TASK STATEMENT:
Word for word, give the entries back.

[Element data from apps and pages]

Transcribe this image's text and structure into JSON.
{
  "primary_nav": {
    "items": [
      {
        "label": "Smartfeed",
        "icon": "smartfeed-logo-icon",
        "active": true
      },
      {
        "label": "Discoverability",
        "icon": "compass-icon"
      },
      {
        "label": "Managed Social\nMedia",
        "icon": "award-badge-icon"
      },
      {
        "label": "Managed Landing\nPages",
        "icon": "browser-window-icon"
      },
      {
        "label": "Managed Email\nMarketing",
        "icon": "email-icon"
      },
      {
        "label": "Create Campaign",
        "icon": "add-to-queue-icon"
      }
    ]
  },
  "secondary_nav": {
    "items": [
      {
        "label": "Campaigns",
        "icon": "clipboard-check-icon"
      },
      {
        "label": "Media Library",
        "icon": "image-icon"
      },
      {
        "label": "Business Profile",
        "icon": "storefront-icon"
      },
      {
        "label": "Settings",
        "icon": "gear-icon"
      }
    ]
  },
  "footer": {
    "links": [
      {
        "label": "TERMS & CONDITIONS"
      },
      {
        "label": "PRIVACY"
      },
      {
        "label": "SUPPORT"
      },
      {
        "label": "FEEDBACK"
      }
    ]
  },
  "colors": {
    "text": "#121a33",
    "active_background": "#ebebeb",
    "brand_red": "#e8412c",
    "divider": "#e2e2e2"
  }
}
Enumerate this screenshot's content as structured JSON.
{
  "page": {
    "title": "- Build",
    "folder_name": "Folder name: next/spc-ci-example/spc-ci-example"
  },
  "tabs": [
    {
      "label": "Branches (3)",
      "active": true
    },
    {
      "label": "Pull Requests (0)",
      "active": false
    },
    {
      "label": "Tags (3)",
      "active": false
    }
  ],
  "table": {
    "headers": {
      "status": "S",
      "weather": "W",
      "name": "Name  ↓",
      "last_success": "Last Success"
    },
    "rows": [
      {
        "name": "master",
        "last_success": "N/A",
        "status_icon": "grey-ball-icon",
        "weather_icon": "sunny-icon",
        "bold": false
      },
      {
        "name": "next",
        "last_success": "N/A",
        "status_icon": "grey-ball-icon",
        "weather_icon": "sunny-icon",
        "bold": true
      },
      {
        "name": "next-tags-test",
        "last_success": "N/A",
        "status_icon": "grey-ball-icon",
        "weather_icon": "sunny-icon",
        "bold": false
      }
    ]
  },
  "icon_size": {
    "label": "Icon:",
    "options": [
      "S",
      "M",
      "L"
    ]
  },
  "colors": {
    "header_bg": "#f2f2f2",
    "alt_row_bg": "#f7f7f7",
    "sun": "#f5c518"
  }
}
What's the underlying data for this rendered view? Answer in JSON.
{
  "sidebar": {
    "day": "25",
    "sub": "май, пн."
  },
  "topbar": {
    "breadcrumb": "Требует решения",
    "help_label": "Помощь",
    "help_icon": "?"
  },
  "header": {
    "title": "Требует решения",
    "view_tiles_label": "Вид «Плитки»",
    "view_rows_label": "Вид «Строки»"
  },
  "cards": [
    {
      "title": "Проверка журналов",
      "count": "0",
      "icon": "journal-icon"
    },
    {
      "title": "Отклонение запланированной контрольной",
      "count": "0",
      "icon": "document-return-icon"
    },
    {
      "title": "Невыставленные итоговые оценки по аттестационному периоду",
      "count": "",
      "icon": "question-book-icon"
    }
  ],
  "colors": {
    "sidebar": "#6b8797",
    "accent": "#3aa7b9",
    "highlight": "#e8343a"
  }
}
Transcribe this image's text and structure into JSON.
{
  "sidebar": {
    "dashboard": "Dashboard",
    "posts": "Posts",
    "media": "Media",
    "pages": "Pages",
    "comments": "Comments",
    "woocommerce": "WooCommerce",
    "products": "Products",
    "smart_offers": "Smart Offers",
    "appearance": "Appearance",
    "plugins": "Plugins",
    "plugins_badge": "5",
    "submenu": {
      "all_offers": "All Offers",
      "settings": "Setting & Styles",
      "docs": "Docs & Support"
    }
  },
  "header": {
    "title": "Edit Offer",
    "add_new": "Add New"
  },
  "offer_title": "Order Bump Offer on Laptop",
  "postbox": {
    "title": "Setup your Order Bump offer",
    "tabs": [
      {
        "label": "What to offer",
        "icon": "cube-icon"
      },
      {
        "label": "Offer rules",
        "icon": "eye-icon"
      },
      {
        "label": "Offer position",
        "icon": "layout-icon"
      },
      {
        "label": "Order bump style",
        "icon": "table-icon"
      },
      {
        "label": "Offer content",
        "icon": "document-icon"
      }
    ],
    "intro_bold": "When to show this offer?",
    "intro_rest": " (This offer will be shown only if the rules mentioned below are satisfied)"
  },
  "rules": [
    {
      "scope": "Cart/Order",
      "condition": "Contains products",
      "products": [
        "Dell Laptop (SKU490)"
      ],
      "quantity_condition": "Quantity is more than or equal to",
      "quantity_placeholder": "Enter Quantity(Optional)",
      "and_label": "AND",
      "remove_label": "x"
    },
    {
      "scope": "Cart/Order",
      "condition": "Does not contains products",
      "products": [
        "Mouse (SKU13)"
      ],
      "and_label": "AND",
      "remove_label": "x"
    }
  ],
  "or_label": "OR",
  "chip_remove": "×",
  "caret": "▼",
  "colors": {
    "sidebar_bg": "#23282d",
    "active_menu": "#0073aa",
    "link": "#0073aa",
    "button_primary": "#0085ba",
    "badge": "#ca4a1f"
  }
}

SOLUTION FOR THIS EXERCISE:
Transcribe this image's text and structure into JSON.
{
  "primary_nav": {
    "items": [
      {
        "label": "Smartfeed",
        "icon": "smartfeed-logo-icon",
        "active": true
      },
      {
        "label": "Discoverability",
        "icon": "compass-icon"
      },
      {
        "label": "Managed Social\nMedia",
        "icon": "award-badge-icon"
      },
      {
        "label": "Managed Landing\nPages",
        "icon": "browser-window-icon"
      },
      {
        "label": "Managed Email\nMarketing",
        "icon": "email-icon"
      },
      {
        "label": "Create Campaign",
        "icon": "add-to-queue-icon"
      }
    ]
  },
  "secondary_nav": {
    "items": [
      {
        "label": "Campaigns",
        "icon": "clipboard-check-icon"
      },
      {
        "label": "Media Library",
        "icon": "image-icon"
      },
      {
        "label": "Business Profile",
        "icon": "storefront-icon"
      },
      {
        "label": "Settings",
        "icon": "gear-icon"
      }
    ]
  },
  "footer": {
    "links": [
      {
        "label": "TERMS & CONDITIONS"
      },
      {
        "label": "PRIVACY"
      },
      {
        "label": "SUPPORT"
      },
      {
        "label": "FEEDBACK"
      }
    ]
  },
  "colors": {
    "text": "#121a33",
    "active_background": "#ebebeb",
    "brand_red": "#e8412c",
    "divider": "#e2e2e2"
  }
}
Enumerate this screenshot's content as structured JSON.
{
  "page": {
    "title": "- Build",
    "folder_name": "Folder name: next/spc-ci-example/spc-ci-example"
  },
  "tabs": [
    {
      "label": "Branches (3)",
      "active": true
    },
    {
      "label": "Pull Requests (0)",
      "active": false
    },
    {
      "label": "Tags (3)",
      "active": false
    }
  ],
  "table": {
    "headers": {
      "status": "S",
      "weather": "W",
      "name": "Name  ↓",
      "last_success": "Last Success"
    },
    "rows": [
      {
        "name": "master",
        "last_success": "N/A",
        "status_icon": "grey-ball-icon",
        "weather_icon": "sunny-icon",
        "bold": false
      },
      {
        "name": "next",
        "last_success": "N/A",
        "status_icon": "grey-ball-icon",
        "weather_icon": "sunny-icon",
        "bold": true
      },
      {
        "name": "next-tags-test",
        "last_success": "N/A",
        "status_icon": "grey-ball-icon",
        "weather_icon": "sunny-icon",
        "bold": false
      }
    ]
  },
  "icon_size": {
    "label": "Icon:",
    "options": [
      "S",
      "M",
      "L"
    ]
  },
  "colors": {
    "header_bg": "#f2f2f2",
    "alt_row_bg": "#f7f7f7",
    "sun": "#f5c518"
  }
}
What's the underlying data for this rendered view? Answer in JSON.
{
  "sidebar": {
    "day": "25",
    "sub": "май, пн."
  },
  "topbar": {
    "breadcrumb": "Требует решения",
    "help_label": "Помощь",
    "help_icon": "?"
  },
  "header": {
    "title": "Требует решения",
    "view_tiles_label": "Вид «Плитки»",
    "view_rows_label": "Вид «Строки»"
  },
  "cards": [
    {
      "title": "Проверка журналов",
      "count": "0",
      "icon": "journal-icon"
    },
    {
      "title": "Отклонение запланированной контрольной",
      "count": "0",
      "icon": "document-return-icon"
    },
    {
      "title": "Невыставленные итоговые оценки по аттестационному периоду",
      "count": "",
      "icon": "question-book-icon"
    }
  ],
  "colors": {
    "sidebar": "#6b8797",
    "accent": "#3aa7b9",
    "highlight": "#e8343a"
  }
}
Transcribe this image's text and structure into JSON.
{
  "sidebar": {
    "dashboard": "Dashboard",
    "posts": "Posts",
    "media": "Media",
    "pages": "Pages",
    "comments": "Comments",
    "woocommerce": "WooCommerce",
    "products": "Products",
    "smart_offers": "Smart Offers",
    "appearance": "Appearance",
    "plugins": "Plugins",
    "plugins_badge": "5",
    "submenu": {
      "all_offers": "All Offers",
      "settings": "Setting & Styles",
      "docs": "Docs & Support"
    }
  },
  "header": {
    "title": "Edit Offer",
    "add_new": "Add New"
  },
  "offer_title": "Order Bump Offer on Laptop",
  "postbox": {
    "title": "Setup your Order Bump offer",
    "tabs": [
      {
        "label": "What to offer",
        "icon": "cube-icon"
      },
      {
        "label": "Offer rules",
        "icon": "eye-icon"
      },
      {
        "label": "Offer position",
        "icon": "layout-icon"
      },
      {
        "label": "Order bump style",
        "icon": "table-icon"
      },
      {
        "label": "Offer content",
        "icon": "document-icon"
      }
    ],
    "intro_bold": "When to show this offer?",
    "intro_rest": " (This offer will be shown only if the rules mentioned below are satisfied)"
  },
  "rules": [
    {
      "scope": "Cart/Order",
      "condition": "Contains products",
      "products": [
        "Dell Laptop (SKU490)"
      ],
      "quantity_condition": "Quantity is more than or equal to",
      "quantity_placeholder": "Enter Quantity(Optional)",
      "and_label": "AND",
      "remove_label": "x"
    },
    {
      "scope": "Cart/Order",
      "condition": "Does not contains products",
      "products": [
        "Mouse (SKU13)"
      ],
      "and_label": "AND",
      "remove_label": "x"
    }
  ],
  "or_label": "OR",
  "chip_remove": "×",
  "caret": "▼",
  "colors": {
    "sidebar_bg": "#23282d",
    "active_menu": "#0073aa",
    "link": "#0073aa",
    "button_primary": "#0085ba",
    "badge": "#ca4a1f"
  }
}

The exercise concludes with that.